Is your teen struggling with depression? The teenage years are known for being difficult for quite a few reasons:
First, teens today are under more stress than those in past generations.
Also, adolescents are dealing with hormonal fluctuations combined with the difficult work of leaving childhood behind and entering adulthood. Their brains have not yet achieved their adult form, which can lead to poor decision-making.
Finally, many teenagers struggle with conditions such as ADHD, high-functioning autism, anxiety disorders, and more.
If you suspect that your teen may be struggling with depression, here is some information you need to know about how to support your depressed teenager during this time.
Understand the Difference Between Moodiness and Depression
A slammed door, an eye roll, tears, and happy excitement can all be part of your teenager’s day… or even part of the hour before he or she leaves for school! There’s no doubt about it: adolescents can be moody. When, however, does a teen’s behavior signal that these mood swings are more serious than simply “being a teenager”?
Here are some symptoms of clinical depression that warrant evaluation:
- A feeling of sadness or hopelessness that lasts longer than two weeks or that is severe enough to impact daily activities.
- Insomnia or sleeping too much. Sometimes people who are depressed will have both of these symptoms and will be up all night and want to sleep all day.
- Changes in appetite, either not eating enough or eating too much.
- Uncharacteristically poor school performance.
- Isolation: Your teen might not want to come out of his or her bedroom and might refuse to go out and interact with friends.

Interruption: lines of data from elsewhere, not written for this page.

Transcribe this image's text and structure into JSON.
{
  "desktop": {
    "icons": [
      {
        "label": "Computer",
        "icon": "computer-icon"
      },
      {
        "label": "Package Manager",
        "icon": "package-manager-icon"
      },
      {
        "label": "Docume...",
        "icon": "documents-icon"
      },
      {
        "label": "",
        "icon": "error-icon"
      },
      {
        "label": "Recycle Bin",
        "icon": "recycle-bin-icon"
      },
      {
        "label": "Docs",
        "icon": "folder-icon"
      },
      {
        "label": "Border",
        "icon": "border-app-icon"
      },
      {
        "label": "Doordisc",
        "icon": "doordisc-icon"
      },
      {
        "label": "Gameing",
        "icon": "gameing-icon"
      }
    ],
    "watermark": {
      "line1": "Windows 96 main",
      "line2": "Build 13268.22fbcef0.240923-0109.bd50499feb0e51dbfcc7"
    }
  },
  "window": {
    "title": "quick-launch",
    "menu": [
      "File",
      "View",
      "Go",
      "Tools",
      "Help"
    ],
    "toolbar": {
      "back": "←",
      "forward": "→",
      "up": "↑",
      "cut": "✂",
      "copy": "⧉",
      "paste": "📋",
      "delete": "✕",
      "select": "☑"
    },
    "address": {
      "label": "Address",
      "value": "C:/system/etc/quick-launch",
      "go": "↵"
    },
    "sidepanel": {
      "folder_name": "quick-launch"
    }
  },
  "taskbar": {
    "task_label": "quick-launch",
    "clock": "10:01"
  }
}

- Frequent angry outbursts or frequent irritation.
- Crying and tearfulness.
- A feeling of guilt, particularly if it’s not based on anything that they did wrong.
- Loss of interest in activities that they previously enjoyed.
- Physical symptoms like frequent headaches, digestive complaints, or muscle aches.
- Talking about wishing they were dead or other symptoms of suicidality.
Take Them for a Physical
Your teen’s primary doctor is someone who can help determine whether these symptoms are caused by a physical problem or a mental health issue, such as depression. There are some medical issues that can mimic depression. For example, a low-functioning thyroid can cause lethargy, weight gain, and trouble focusing in school. Chronic fatigue syndrome can cause sleeping too much, muscle aches, and headaches.
Your child’s doctor will probably want to run some blood tests to check for vitamin deficiencies. Vitamin D deficiency can cause depression-like symptoms and is easily remedied with a vitamin D supplement. Particularly if you live in a northern state or if your teen does not spend much time outdoors (or if he or she wears sunscreen every day, all day), they might be at risk for a vitamin D deficiency.
Talk to Them About Their Feelings
Talk to your depressed teenager about how he or she is feeling. Make sure that you ask questions and don’t assume. Also, avoid being judgmental. Keep in mind you might not see a rational reason for your teen’s depression; mental health issues are not able to be rationalized away. Avoid trying to offer solutions for your teen’s feelings. Just let him or her talk.
While many parents are hesitant to broach the topic, ask your teen if he or she has ever thought they wanted to harm themselves or thought about suicide. Opening up this topic for discussion is not going to plant a seed of thought; instead, it will allow your teen to talk about whether he or she has considered self-harm or suicide. You might be shocked if they say yes; try not to panic. If your teen is currently suicidal or is in immediate danger, then seek emergency mental health services. You can call the National Suicide Prevention Lifeline or 911, or you can go to the nearest emergency room. Most of the time, however, fleeting thoughts of suicide are something that needs to be evaluated promptly by a mental health professional but not an immediate emergency. Take the steps necessary to keep your child safe by making sure that they don’t have access to firearms and other weapons.
Educate Yourself About Common Misconceptions
There are many myths and misconceptions surrounding depression and other mental health issues. It’s important to educate yourself so you can avoid assuming that these myths are true.
For example, many people believe that those with depression can simply stay busy and stop thinking about it. This is not the case. Others might think that depression is just sadness about an event. While sometimes a traumatic event or a great loss can trigger depression, a lot of the time it develops for unknown reasons.
Knowing more about depression will help you to support your depressed teenager and it will also help you avoid saying things that can make your teen feel worse. For example, telling your teen that they just need to think more positively or that they need to get out more can put the blame on them, which can just make matters worse.
Encourage Good Exercise and Sleep Habits
Depression can make people not want to get out of bed. It can also cause insomnia. Unfortunately, sleeping the day away can also exacerbate depression, so this creates a cycle that’s hard to break. Getting up and getting some exercise each day can often help people with depression feel better. For mild depression, daily exercise might be just as effective as antidepressants (and comes with no side effects). For moderate to severe depression, exercise can be a good addition to the treatment plan. Encourage your teen to go to bed at a reasonable time and also to get some physical activity each day.
Take Your Depressed Teenager to a Mental Health Professional
Finally, make sure that your depressed teenager is not facing his or her illness alone. While you can provide support, a mental health professional might be needed to coordinate therapy and, in some cases, medication that will treat the depression. Depression is real and often needs to be treated. Talk to your teen’s doctor about getting a referral to the appropriate mental health care professional who will be able to meet your adolescent’s needs.